“The silt build-up means the rivers are full and there’s nowhere else for the water possibly go. There are no other options but for areas to flood."
He added: “In some places, there hasn’t been any maintenance for that many years the expense to do it now is colossal.
“Now you have rivers that are only running at 30-40 per cent capacity and some of the highest water levels we’ve seen in a very long time. It’s a scary situation.”
Mr Taylor was out on December 23 and 24 trying to manage the flooding at his Ellington site.
He is convinced the flooding happened because the Hundred Foot Drain between Earith and King’s Lynn has been neglected.
In a video posted on Facebook, he said: “There was a lot of rain, more than normal...
“We called people in with pumps just in case there was a problem because it just didn’t feel right. By about midnight, it was a metre-and-a-half deep at places in our site.

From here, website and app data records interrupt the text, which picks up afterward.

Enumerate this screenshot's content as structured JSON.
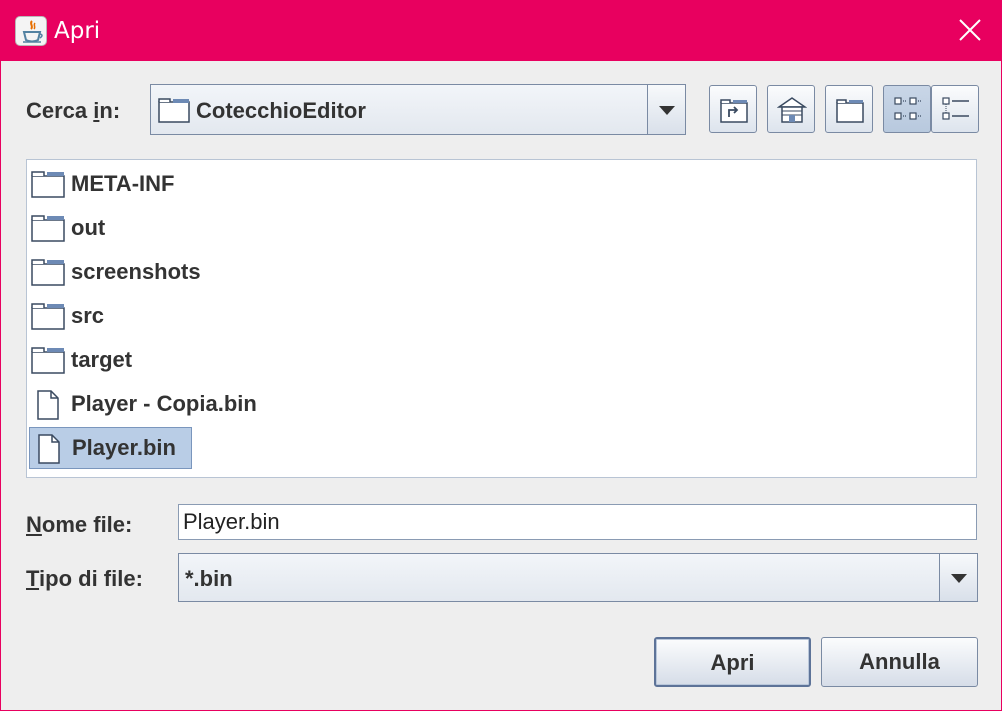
{
  "window": {
    "title": "Apri",
    "app_icon": "java-coffee-icon",
    "close_icon": "close-icon",
    "accent_color": "#e8005f"
  },
  "lookin": {
    "label_pre": "Cerca ",
    "label_mnemonic": "i",
    "label_post": "n:",
    "value": "CotecchioEditor",
    "icon": "folder-icon"
  },
  "toolbar": {
    "buttons": [
      {
        "name": "up-one-level-button",
        "icon": "folder-up-icon"
      },
      {
        "name": "home-button",
        "icon": "home-icon"
      },
      {
        "name": "new-folder-button",
        "icon": "new-folder-icon"
      },
      {
        "name": "list-view-button",
        "icon": "list-view-icon",
        "pressed": true
      },
      {
        "name": "details-view-button",
        "icon": "details-view-icon",
        "pressed": false
      }
    ]
  },
  "files": [
    {
      "name": "META-INF",
      "type": "folder"
    },
    {
      "name": "out",
      "type": "folder"
    },
    {
      "name": "screenshots",
      "type": "folder"
    },
    {
      "name": "src",
      "type": "folder"
    },
    {
      "name": "target",
      "type": "folder"
    },
    {
      "name": "Player - Copia.bin",
      "type": "file"
    },
    {
      "name": "Player.bin",
      "type": "file",
      "selected": true
    }
  ],
  "filename": {
    "label_mnemonic": "N",
    "label_rest": "ome file:",
    "value": "Player.bin"
  },
  "filetype": {
    "label_mnemonic": "T",
    "label_rest": "ipo di file:",
    "value": "*.bin"
  },
  "buttons": {
    "open": "Apri",
    "cancel": "Annulla"
  }
}
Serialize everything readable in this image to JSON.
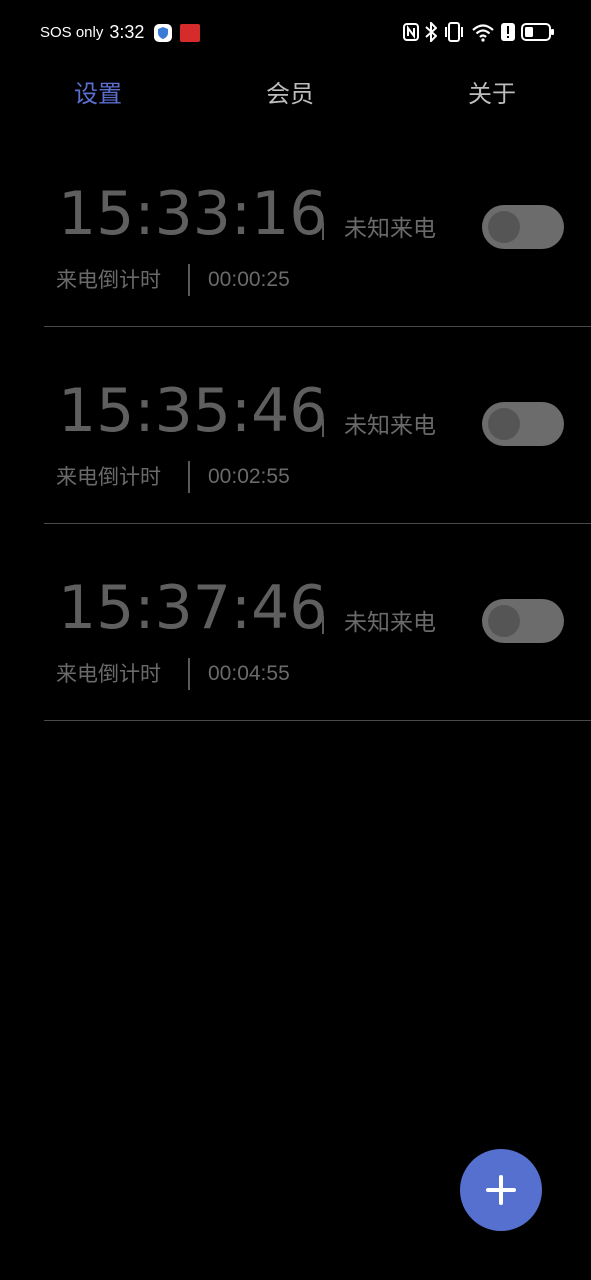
{
  "status_bar": {
    "carrier": "SOS only",
    "time": "3:32",
    "icons": [
      "shield-icon",
      "app-icon",
      "nfc-icon",
      "bluetooth-icon",
      "vibrate-icon",
      "wifi-icon",
      "alert-icon",
      "battery-icon"
    ]
  },
  "tabs": [
    {
      "label": "设置",
      "active": true
    },
    {
      "label": "会员",
      "active": false
    },
    {
      "label": "关于",
      "active": false
    }
  ],
  "alarms": [
    {
      "time": "15:33:16",
      "type": "未知来电",
      "countdown_label": "来电倒计时",
      "countdown": "00:00:25",
      "enabled": false
    },
    {
      "time": "15:35:46",
      "type": "未知来电",
      "countdown_label": "来电倒计时",
      "countdown": "00:02:55",
      "enabled": false
    },
    {
      "time": "15:37:46",
      "type": "未知来电",
      "countdown_label": "来电倒计时",
      "countdown": "00:04:55",
      "enabled": false
    }
  ],
  "fab": {
    "icon": "plus-icon"
  },
  "colors": {
    "background": "#000000",
    "accent": "#5670d0",
    "active_tab": "#5b6fd0",
    "inactive_tab": "#bdbdbd",
    "muted_text": "#6a6a6a"
  }
}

“All of a sudden at 1am, at the time I was on a digger trying to block things up, trying to protect things which was almost like fighting a losing battle....”
He then described how a metre-high wave overwhelmed the team.

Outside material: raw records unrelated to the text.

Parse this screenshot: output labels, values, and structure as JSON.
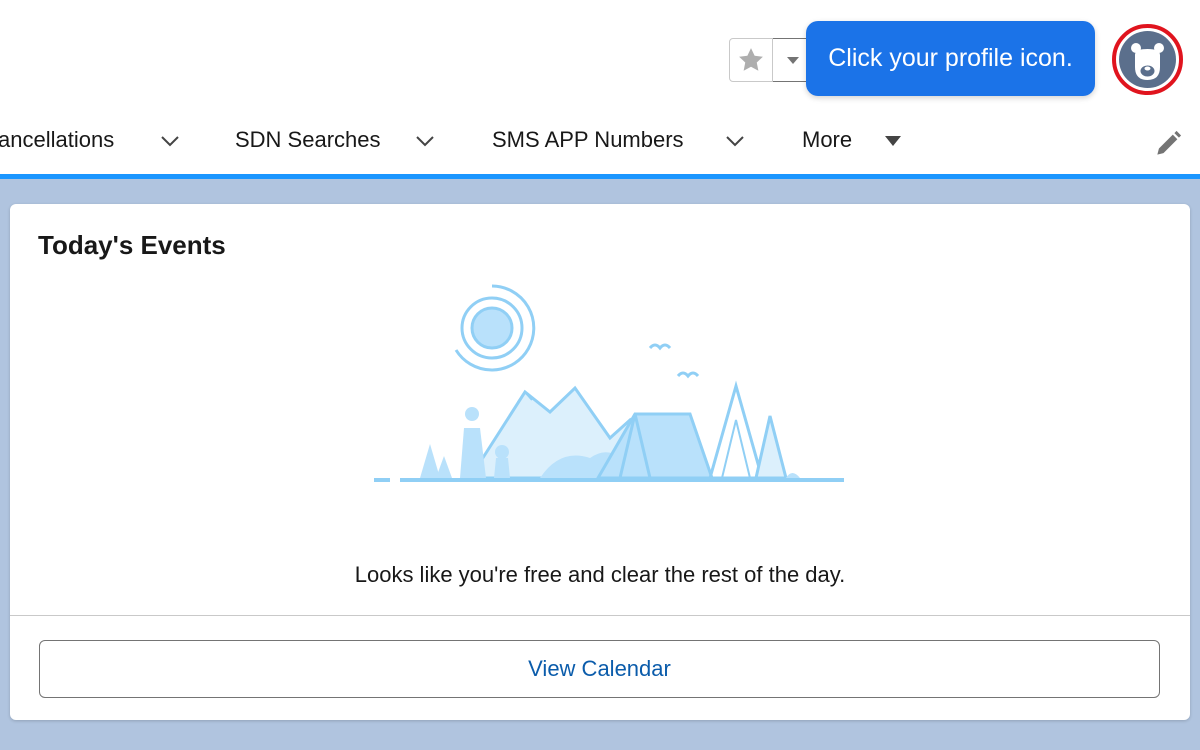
{
  "header": {
    "favorite_star_icon": "star-icon",
    "favorites_menu_icon": "caret-down-icon",
    "avatar_icon": "bear-avatar-icon"
  },
  "tooltip": {
    "text": "Click your profile icon."
  },
  "nav": {
    "items": [
      {
        "label": "ancellations",
        "icon": "chevron-down-icon"
      },
      {
        "label": "SDN Searches",
        "icon": "chevron-down-icon"
      },
      {
        "label": "SMS APP Numbers",
        "icon": "chevron-down-icon"
      },
      {
        "label": "More",
        "icon": "caret-down-icon"
      }
    ],
    "edit_icon": "pencil-icon"
  },
  "card": {
    "title": "Today's Events",
    "empty_message": "Looks like you're free and clear the rest of the day.",
    "button_label": "View Calendar",
    "illustration": "camping-scene-illustration"
  },
  "colors": {
    "tooltip_bg": "#1b73e8",
    "highlight_ring": "#e0141e",
    "nav_underline": "#1b96ff",
    "content_bg": "#b0c4df",
    "link_blue": "#0b5cab",
    "illustration_blue": "#90cff5"
  }
}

Mr Taylor said: “It took people off their feet. It was unbelievable.
“It came to Ellington Brook, which goes into Huntingdon. It was something that unless you saw it, you wouldn’t believe it would happen.”
“It destroyed our operation. We had to stop and give up, and I’ve never given up in my life ever.
“We had to make an emergency plans, shut the operation, everything was damaged.”
On Christmas Eve, staff were relocated to another depot. The Ellington site is now operating at 80 per cent capacity – but there is still damage to sort out.
When it comes to flood management, Paul Burrows, a flood and coastal risk expert at the Environment Agency, argues that dredging is not the one and only solution.
He said: “Wide scale dredging is an expensive operation and we need to make sure that whatever we do is a good return on investment.
“Unfortunately, it isn’t the silver bullet for flood problems and the levels of water we’re seeing at the moment.
“What we need is a balanced approach to the measures that are taken which will make us more resilient when the area is next at risk of floods.”
He added: “Any work we do also needs to be evidence-based because ultimately, in a lot of cases, it is public funds that go towards these projects and this money needs to be spent wisely.”